While resumes now take a back seat to networking as the entry point into a potential new job, it’s still critical to ensure yours stands out. Conveying impact on a piece of paper is challenging, so take every advantage to differentiate yourself.
Here are 10 resume essentials:
1) Focus on how you can solve the organization’s problems, not what you are seeking. Skip the “Objective” in favor of a Profile that shows what you bring to the table.
2) Your resume should read less like a job description and more like the intro for your lifetime achievement award. Accomplishments and results get noticed, not tasks. Consider the difference on Tom Hanks’ resume*:
- Acted in numerous movies and television shows including lead and supporting roles.
- Acted, directed and produced over 65 movies resulting in two Academy Awards, 4 Golden Globes and a Lifetime Achievement Award from the American Film Institute.
3) Use effective placement. Studies using heat-sensor tests show that resumes are read in an “F” pattern. Be strategic about where you put certain points so they stand out.
4) Have a strong opener. Similar to the point above, you may have only 10 seconds to capture a Recruiter’s attention. Bring your best accomplishments “front and center”. Limit fluff and opt for numbers and facts.
5) Show, don’t tell. Scan your resume for empty words that aren’t backed by specific accomplishments. Don’t tell someone you are a great team-player, rather show an example of how you rolled up your sleeves and pulled an all-nighter to win the largest client contract for Q2.
6) Use “visual” action verbs. Instead of “Worked with the accounting team…” try “Collaborated with…”, which offers a more powerful image. If you use “Responsible for…” on your resume, this is a task, not an accomplishment. Fix it.

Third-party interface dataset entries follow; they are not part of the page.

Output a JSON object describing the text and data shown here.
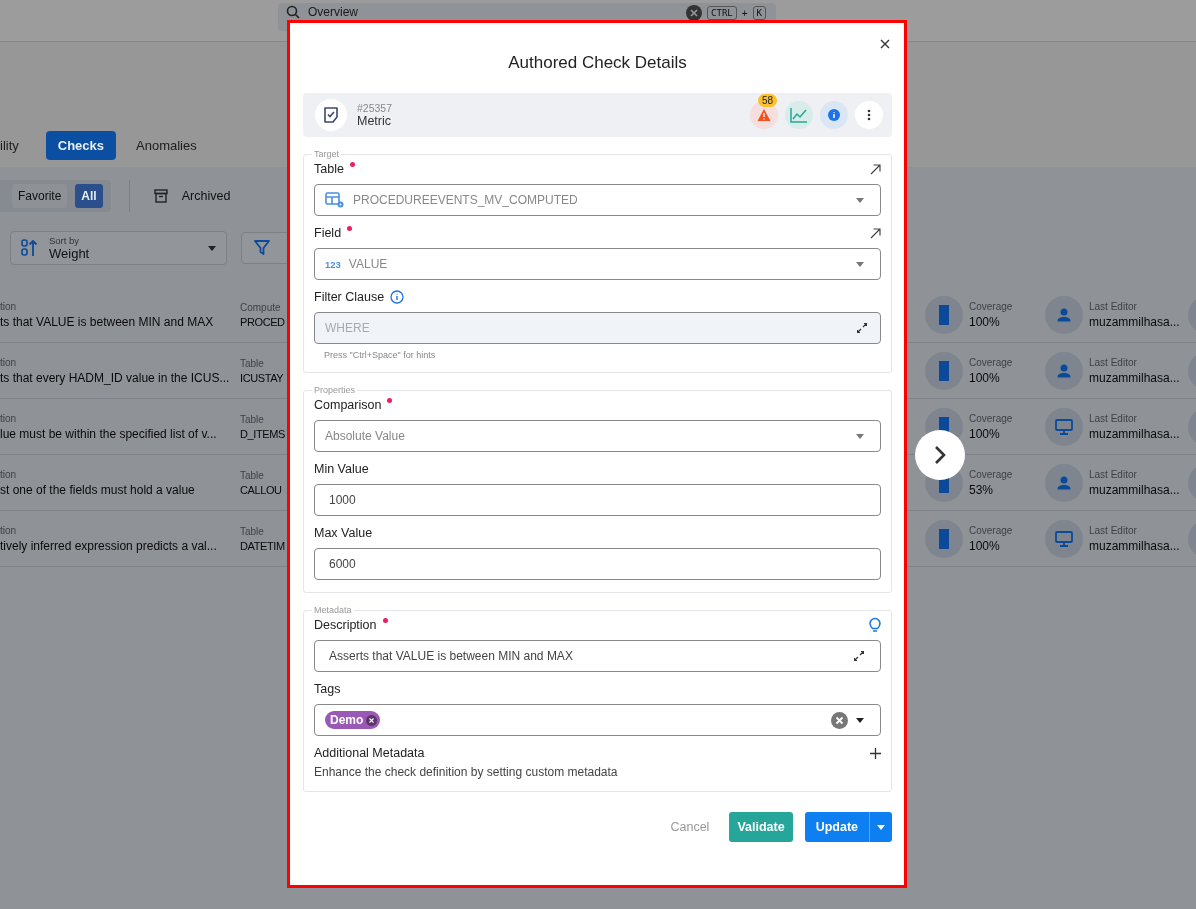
{
  "search": {
    "placeholder": "Overview",
    "keys": [
      "CTRL",
      "+",
      "K"
    ]
  },
  "tabs": [
    {
      "label": "ility",
      "selected": false
    },
    {
      "label": "Checks",
      "selected": true
    },
    {
      "label": "Anomalies",
      "selected": false
    }
  ],
  "filters": [
    {
      "label": "Favorite",
      "selected": false
    },
    {
      "label": "All",
      "selected": true
    }
  ],
  "archived": "Archived",
  "sort": {
    "label": "Sort by",
    "value": "Weight"
  },
  "rows": [
    {
      "kind": "user",
      "col1_label": "tion",
      "description": "ts that VALUE is between MIN and MAX",
      "col2_label": "Compute",
      "col2_value": "PROCED",
      "coverage_label": "Coverage",
      "coverage": "100%",
      "editor_label": "Last Editor",
      "editor": "muzammilhasa..."
    },
    {
      "kind": "user",
      "col1_label": "tion",
      "description": "ts that every HADM_ID value in the ICUS...",
      "col2_label": "Table",
      "col2_value": "ICUSTAY",
      "coverage_label": "Coverage",
      "coverage": "100%",
      "editor_label": "Last Editor",
      "editor": "muzammilhasa..."
    },
    {
      "kind": "system",
      "col1_label": "tion",
      "description": "lue must be within the specified list of v...",
      "col2_label": "Table",
      "col2_value": "D_ITEMS",
      "coverage_label": "Coverage",
      "coverage": "100%",
      "editor_label": "Last Editor",
      "editor": "muzammilhasa..."
    },
    {
      "kind": "user",
      "col1_label": "tion",
      "description": "st one of the fields must hold a value",
      "col2_label": "Table",
      "col2_value": "CALLOU",
      "coverage_label": "Coverage",
      "coverage": "53%",
      "editor_label": "Last Editor",
      "editor": "muzammilhasa..."
    },
    {
      "kind": "system",
      "col1_label": "tion",
      "description": "tively inferred expression predicts a val...",
      "col2_label": "Table",
      "col2_value": "DATETIM",
      "coverage_label": "Coverage",
      "coverage": "100%",
      "editor_label": "Last Editor",
      "editor": "muzammilhasa..."
    }
  ],
  "modal": {
    "title": "Authored Check Details",
    "check": {
      "id": "#25357",
      "type": "Metric",
      "anomaly_count": "58"
    },
    "sections": [
      {
        "legend": "Target",
        "fields": [
          {
            "kind": "table-select",
            "label": "Table",
            "required": true,
            "link": true,
            "value": "PROCEDUREEVENTS_MV_COMPUTED"
          },
          {
            "kind": "field-select",
            "label": "Field",
            "required": true,
            "link": true,
            "badge": "123",
            "value": "VALUE"
          },
          {
            "kind": "code",
            "label": "Filter Clause",
            "required": false,
            "info": true,
            "placeholder": "WHERE",
            "hint": "Press \"Ctrl+Space\" for hints"
          }
        ]
      },
      {
        "legend": "Properties",
        "fields": [
          {
            "kind": "select",
            "label": "Comparison",
            "required": true,
            "value": "Absolute Value"
          },
          {
            "kind": "input",
            "label": "Min Value",
            "required": false,
            "value": "1000"
          },
          {
            "kind": "input",
            "label": "Max Value",
            "required": false,
            "value": "6000"
          }
        ]
      },
      {
        "legend": "Metadata",
        "fields": [
          {
            "kind": "text",
            "label": "Description",
            "required": true,
            "suggest": true,
            "value": "Asserts that VALUE is between MIN and MAX"
          },
          {
            "kind": "tags",
            "label": "Tags",
            "required": false,
            "tags": [
              {
                "label": "Demo",
                "color": "#9b59b6"
              }
            ]
          },
          {
            "kind": "extra",
            "label": "Additional Metadata",
            "required": false,
            "help": "Enhance the check definition by setting custom metadata"
          }
        ]
      }
    ],
    "buttons": {
      "cancel": "Cancel",
      "validate": "Validate",
      "update": "Update"
    }
  }
}
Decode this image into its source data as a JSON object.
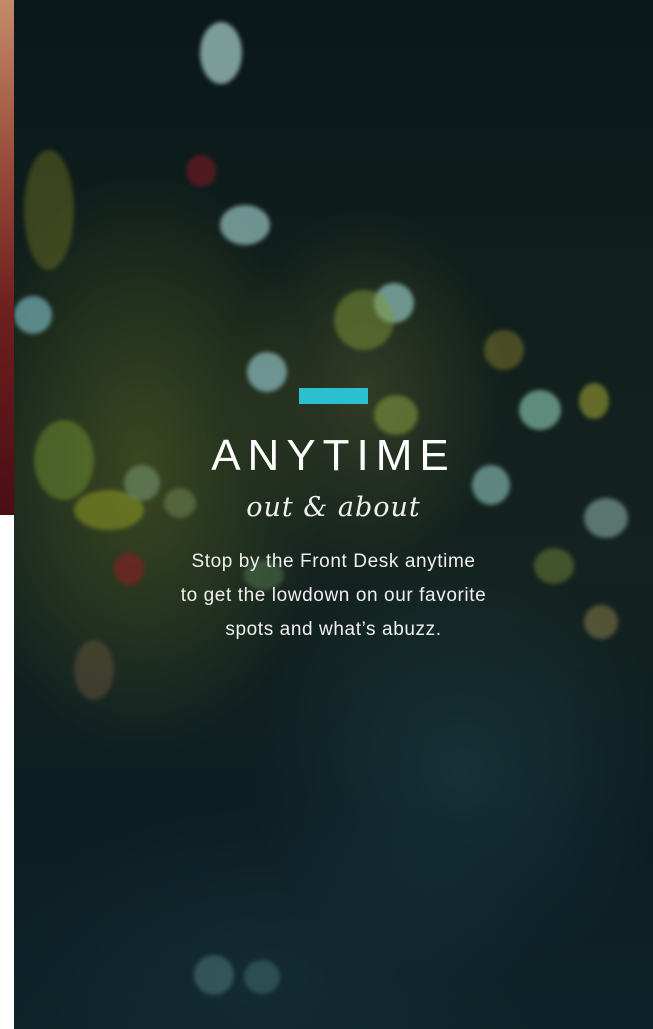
{
  "hero": {
    "accent_color": "#2bc0cd",
    "title": "ANYTIME",
    "subtitle": "out & about",
    "body_lines": [
      "Stop by the Front Desk anytime",
      "to get the lowdown on our favorite",
      "spots and what’s abuzz."
    ]
  }
}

7) Avoid paragraphs and lists of more than 5 bullets. Whitespace is inviting. If your resume is written with impact, you don’t need to list everything you’ve done in your career. A few well-positioned achievements will speak volumes.
8) Use key words. Research current industry lingo and ensure you’re using the latest. Terms change and if you only get 10 seconds to get your point across, familiar words will make more of a connection with the reader.
9) Your resume is a marketing document meant to entice the reader to want to learn more. This is not a place to be humble because you can be sure the guy behind you isn’t. However, it IS a place to be truthful. You won’t get past the interview if you can’t speak about what you wrote.
10) Proofread. Go beyond spellcheck, which doesn’t catch words in all caps (unless you set it to) and won’t catch words that are spelled correctly, but used incorrectly. No one will be impressed if you say, “My work ethics are impeachable.”
In a few years, Linked In and other on-line forums will replace resumes altogether. For now, resumes are a necessary tool in a job search and while you may not have Tom Hanks’ qualifications, your resume will definitely stand out from the competition if you follow these points.
* Note that Tom Hanks is not a client of TiltScale and the information in this blog was used for demonstration purposes only.